Other featured student artists include psychology majors Nadiya Wahl, Christina Ecker, and Alex Fawcett; studio art and environmental science major Madeleine Zimmermann; environmental science majors Margaret Stanger and Hannah Eisemann; environmental Studies major Emiranzala Kisyanto; studio art major Dave Ambroso; biochemistry major John Audley; history major Kevin McIntyre; and Rachel Greiff, an economics major. The show will also include works by Eliza Weisman.
The reception and the exhibit are free and open to the public. Gallery hours are Tuesday through Friday 12:30–4 p.m.; Saturday, 1:30–5 p.m.; and Sunday, 2–4 p.m. The galleries are closed on Mondays.
The Art Galleries, which are wheelchair accessible, are located in Doane Hall of Art, east of North Main Street between College and John Streets in Meadville. For more information, call (814) 332-4365 or visitwww.allegheny.edu/artgalleries.
September 1st 2016

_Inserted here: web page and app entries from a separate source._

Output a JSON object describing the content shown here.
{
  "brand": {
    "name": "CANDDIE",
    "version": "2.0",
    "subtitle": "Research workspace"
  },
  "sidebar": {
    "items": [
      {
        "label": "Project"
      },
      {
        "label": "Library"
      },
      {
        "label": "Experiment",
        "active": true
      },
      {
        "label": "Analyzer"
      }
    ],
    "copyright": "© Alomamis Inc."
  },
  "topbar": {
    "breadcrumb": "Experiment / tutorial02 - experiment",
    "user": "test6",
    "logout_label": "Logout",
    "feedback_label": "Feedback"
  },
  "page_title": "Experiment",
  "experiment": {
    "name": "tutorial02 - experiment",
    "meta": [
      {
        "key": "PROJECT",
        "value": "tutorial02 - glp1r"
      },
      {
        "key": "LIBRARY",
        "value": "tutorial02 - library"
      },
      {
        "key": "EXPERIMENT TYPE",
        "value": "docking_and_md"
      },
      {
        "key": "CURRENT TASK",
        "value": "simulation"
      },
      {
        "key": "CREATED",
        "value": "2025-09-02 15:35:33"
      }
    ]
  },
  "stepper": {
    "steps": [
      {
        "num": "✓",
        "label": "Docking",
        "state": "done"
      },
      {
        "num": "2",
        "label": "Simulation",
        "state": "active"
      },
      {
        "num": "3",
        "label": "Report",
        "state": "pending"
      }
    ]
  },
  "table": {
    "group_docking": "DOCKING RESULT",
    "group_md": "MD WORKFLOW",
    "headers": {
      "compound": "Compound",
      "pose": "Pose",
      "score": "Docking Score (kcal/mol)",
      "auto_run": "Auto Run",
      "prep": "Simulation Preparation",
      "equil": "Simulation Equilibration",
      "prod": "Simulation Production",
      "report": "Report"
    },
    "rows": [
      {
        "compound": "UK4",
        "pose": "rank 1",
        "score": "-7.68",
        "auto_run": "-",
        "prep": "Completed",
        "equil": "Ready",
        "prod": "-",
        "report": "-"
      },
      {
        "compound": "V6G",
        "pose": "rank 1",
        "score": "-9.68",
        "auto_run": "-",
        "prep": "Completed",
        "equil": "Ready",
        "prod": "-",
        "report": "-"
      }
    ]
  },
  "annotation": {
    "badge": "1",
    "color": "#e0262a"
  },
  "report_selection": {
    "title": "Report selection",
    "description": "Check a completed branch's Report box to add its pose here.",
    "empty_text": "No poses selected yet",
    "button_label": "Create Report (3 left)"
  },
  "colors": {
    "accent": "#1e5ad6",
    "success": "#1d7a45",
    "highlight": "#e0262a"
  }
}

Assistant Professor of Art Byron Rich spoke at the International Symposium on Electronic Art 2016 in Hong Kong about his collaborative project with Mary Tsang “Open Source Estrogen” in May 2016. From there he traveled to The Hague where he was a finalist for the Bio Art & Design Award.
Rich also spoke at Art Meets Radical Openness in Linz Austria in June 2016, then closed ExoEvolution, a group show at ZKM New Media Institute in Karlsruhe, Germany. He also was an invited speaker at The Waag Society in June 2016 in Amsterdam.
Finally, Rich was an artist-in-residence at MediaLab Prado in Madrid for Interactivos’16 during June 2016. In early July 2016, Rich was an invited speaker at Border Sessions in The Hague, Netherlands where he and Tsang introduced their research on “Open Source Estrogen.”
May 2nd 2016
Professor Emeritus of Art George Roland had a work of computational art accepted into the 93rd Spring Show at the Erie Art Museum. Juried by artist and educator Virgil Marti, the exhibition runs to July 17.